==== DATA FOR ANALYSIS
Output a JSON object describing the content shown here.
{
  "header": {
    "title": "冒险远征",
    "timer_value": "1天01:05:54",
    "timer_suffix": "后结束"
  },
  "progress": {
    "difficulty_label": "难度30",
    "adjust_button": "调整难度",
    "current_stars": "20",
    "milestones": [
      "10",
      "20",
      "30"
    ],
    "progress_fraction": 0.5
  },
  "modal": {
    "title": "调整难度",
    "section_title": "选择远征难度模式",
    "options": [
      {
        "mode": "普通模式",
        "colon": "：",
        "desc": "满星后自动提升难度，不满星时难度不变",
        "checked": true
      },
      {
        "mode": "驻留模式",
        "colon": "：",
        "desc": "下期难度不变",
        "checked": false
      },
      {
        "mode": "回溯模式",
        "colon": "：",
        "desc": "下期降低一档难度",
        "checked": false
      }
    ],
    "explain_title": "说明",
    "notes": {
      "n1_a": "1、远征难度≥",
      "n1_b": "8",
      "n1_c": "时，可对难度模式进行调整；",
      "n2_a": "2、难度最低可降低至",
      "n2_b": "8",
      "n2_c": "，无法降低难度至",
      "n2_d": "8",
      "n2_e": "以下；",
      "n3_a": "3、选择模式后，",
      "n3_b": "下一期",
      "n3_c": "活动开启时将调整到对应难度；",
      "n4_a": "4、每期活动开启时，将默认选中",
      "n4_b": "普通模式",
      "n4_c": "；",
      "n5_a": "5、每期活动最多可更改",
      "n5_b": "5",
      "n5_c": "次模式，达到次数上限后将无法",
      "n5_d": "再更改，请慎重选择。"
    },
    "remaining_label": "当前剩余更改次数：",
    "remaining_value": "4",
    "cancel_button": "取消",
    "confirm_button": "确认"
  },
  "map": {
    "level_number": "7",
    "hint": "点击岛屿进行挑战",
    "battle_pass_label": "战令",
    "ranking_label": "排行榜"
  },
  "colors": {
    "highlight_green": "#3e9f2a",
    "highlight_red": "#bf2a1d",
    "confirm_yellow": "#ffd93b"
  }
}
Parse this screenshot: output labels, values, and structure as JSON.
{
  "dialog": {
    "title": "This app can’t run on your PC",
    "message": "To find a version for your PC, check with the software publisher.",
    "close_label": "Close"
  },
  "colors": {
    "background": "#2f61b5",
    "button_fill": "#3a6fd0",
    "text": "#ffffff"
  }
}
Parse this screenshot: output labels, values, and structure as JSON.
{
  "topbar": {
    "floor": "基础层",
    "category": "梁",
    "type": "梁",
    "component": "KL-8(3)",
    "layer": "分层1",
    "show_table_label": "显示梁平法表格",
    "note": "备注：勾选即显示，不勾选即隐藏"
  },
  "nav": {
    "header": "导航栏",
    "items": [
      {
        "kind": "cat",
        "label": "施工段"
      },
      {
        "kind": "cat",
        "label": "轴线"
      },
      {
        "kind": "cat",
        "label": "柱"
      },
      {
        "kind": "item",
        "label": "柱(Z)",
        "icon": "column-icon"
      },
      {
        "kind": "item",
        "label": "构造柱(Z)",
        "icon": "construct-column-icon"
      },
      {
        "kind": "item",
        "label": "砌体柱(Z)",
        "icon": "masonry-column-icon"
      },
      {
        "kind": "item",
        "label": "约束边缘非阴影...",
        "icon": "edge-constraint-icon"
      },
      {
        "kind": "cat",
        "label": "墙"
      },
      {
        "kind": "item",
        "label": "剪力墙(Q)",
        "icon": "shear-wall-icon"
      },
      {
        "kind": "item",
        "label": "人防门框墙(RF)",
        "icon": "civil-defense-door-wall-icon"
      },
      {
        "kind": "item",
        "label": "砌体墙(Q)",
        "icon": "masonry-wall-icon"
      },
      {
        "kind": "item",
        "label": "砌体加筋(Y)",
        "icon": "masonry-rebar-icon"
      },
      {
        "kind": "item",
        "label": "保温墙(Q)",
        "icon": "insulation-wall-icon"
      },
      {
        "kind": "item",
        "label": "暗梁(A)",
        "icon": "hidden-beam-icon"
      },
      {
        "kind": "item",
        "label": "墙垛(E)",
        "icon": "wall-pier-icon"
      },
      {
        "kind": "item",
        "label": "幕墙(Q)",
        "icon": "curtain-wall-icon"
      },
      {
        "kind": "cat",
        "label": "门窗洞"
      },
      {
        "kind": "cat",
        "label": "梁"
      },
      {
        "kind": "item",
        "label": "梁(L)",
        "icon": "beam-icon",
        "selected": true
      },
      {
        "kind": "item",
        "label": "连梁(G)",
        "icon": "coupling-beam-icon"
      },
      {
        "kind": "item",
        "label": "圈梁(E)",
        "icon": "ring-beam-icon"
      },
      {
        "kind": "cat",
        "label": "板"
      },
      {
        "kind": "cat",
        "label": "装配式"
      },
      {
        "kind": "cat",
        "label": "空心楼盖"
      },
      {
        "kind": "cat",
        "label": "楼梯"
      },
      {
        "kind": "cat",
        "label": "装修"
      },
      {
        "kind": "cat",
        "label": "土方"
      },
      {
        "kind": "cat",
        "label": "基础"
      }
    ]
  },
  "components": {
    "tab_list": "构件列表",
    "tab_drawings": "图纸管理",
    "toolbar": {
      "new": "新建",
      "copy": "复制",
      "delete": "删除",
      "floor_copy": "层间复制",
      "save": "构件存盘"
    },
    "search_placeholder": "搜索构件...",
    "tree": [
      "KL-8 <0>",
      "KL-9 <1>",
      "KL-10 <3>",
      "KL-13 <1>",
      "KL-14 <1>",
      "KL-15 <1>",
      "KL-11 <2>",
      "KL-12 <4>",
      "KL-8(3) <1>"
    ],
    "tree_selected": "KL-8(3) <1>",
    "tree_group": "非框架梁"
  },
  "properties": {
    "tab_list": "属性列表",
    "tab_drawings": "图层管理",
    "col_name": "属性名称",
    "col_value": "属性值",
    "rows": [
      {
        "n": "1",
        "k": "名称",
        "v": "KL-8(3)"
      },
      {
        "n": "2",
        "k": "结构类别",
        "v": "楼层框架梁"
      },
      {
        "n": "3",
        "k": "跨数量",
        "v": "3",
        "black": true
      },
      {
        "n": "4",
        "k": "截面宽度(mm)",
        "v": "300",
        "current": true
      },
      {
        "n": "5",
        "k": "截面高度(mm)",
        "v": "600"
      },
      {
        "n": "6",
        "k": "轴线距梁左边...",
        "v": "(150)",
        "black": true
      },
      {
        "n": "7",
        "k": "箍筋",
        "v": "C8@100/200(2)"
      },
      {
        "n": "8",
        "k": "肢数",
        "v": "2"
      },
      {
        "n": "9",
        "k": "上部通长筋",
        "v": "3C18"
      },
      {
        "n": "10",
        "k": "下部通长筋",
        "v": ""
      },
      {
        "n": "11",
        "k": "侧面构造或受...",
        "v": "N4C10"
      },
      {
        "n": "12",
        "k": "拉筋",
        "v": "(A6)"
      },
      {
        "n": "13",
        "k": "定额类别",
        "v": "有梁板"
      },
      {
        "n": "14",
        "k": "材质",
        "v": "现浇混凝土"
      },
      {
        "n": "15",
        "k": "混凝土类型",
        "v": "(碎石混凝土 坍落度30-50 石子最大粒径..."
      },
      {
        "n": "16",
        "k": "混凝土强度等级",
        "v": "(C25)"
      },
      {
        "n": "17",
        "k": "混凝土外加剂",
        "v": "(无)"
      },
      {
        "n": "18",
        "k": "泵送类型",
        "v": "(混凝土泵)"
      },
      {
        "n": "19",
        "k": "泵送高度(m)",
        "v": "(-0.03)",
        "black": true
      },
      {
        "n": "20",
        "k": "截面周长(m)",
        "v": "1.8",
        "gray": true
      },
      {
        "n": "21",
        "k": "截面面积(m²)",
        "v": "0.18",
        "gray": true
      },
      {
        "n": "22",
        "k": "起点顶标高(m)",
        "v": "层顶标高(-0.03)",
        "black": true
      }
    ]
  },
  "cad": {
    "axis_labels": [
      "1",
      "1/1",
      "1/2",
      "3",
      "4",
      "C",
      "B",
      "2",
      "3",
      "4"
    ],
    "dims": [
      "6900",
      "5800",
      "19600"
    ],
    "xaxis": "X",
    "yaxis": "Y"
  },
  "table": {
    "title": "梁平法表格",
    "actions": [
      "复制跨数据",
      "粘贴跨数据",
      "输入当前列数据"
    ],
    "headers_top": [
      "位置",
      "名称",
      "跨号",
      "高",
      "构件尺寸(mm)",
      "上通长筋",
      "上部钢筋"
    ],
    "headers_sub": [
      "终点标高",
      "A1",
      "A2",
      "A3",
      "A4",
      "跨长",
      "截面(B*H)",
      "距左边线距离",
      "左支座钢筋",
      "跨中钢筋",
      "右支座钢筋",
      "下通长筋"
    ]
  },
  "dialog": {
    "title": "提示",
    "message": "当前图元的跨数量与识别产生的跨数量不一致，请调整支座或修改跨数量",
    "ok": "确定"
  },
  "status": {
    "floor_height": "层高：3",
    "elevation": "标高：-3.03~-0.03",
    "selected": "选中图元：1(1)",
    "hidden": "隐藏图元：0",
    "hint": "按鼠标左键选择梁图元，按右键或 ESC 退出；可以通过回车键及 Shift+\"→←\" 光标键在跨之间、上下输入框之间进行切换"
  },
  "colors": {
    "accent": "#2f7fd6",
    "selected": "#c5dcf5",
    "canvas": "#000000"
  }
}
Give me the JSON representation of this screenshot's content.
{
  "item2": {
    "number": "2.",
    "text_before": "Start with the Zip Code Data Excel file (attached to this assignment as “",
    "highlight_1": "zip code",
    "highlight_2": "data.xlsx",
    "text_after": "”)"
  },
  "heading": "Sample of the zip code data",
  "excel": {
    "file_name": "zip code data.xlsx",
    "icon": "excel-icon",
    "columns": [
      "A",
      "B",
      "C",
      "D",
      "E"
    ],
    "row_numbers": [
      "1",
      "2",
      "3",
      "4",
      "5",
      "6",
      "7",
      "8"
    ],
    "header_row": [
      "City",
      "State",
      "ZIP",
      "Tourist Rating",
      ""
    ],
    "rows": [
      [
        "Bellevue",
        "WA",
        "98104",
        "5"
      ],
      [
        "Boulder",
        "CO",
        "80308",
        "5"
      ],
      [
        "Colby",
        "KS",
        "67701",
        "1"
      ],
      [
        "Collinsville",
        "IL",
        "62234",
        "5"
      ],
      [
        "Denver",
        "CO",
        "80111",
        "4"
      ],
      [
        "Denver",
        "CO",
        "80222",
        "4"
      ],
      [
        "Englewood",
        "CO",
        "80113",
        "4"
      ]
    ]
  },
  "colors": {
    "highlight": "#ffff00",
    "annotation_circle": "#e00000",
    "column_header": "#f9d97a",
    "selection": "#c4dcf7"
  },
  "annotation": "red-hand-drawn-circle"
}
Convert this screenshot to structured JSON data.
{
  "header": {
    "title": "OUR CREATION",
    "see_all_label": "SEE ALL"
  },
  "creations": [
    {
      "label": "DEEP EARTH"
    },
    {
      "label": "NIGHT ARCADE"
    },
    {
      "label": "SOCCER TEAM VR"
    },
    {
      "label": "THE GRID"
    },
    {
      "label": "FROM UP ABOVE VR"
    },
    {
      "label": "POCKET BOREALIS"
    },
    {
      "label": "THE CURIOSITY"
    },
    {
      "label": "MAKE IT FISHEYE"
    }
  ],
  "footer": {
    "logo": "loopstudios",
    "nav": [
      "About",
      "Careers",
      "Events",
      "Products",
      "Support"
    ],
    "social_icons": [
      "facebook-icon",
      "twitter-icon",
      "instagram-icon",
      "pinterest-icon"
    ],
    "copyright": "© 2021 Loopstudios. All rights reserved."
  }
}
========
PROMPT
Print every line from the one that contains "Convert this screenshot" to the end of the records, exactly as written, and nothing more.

TASK RESPONSE
Convert this screenshot to structured JSON data.
{
  "header": {
    "title": "OUR CREATION",
    "see_all_label": "SEE ALL"
  },
  "creations": [
    {
      "label": "DEEP EARTH"
    },
    {
      "label": "NIGHT ARCADE"
    },
    {
      "label": "SOCCER TEAM VR"
    },
    {
      "label": "THE GRID"
    },
    {
      "label": "FROM UP ABOVE VR"
    },
    {
      "label": "POCKET BOREALIS"
    },
    {
      "label": "THE CURIOSITY"
    },
    {
      "label": "MAKE IT FISHEYE"
    }
  ],
  "footer": {
    "logo": "loopstudios",
    "nav": [
      "About",
      "Careers",
      "Events",
      "Products",
      "Support"
    ],
    "social_icons": [
      "facebook-icon",
      "twitter-icon",
      "instagram-icon",
      "pinterest-icon"
    ],
    "copyright": "© 2021 Loopstudios. All rights reserved."
  }
}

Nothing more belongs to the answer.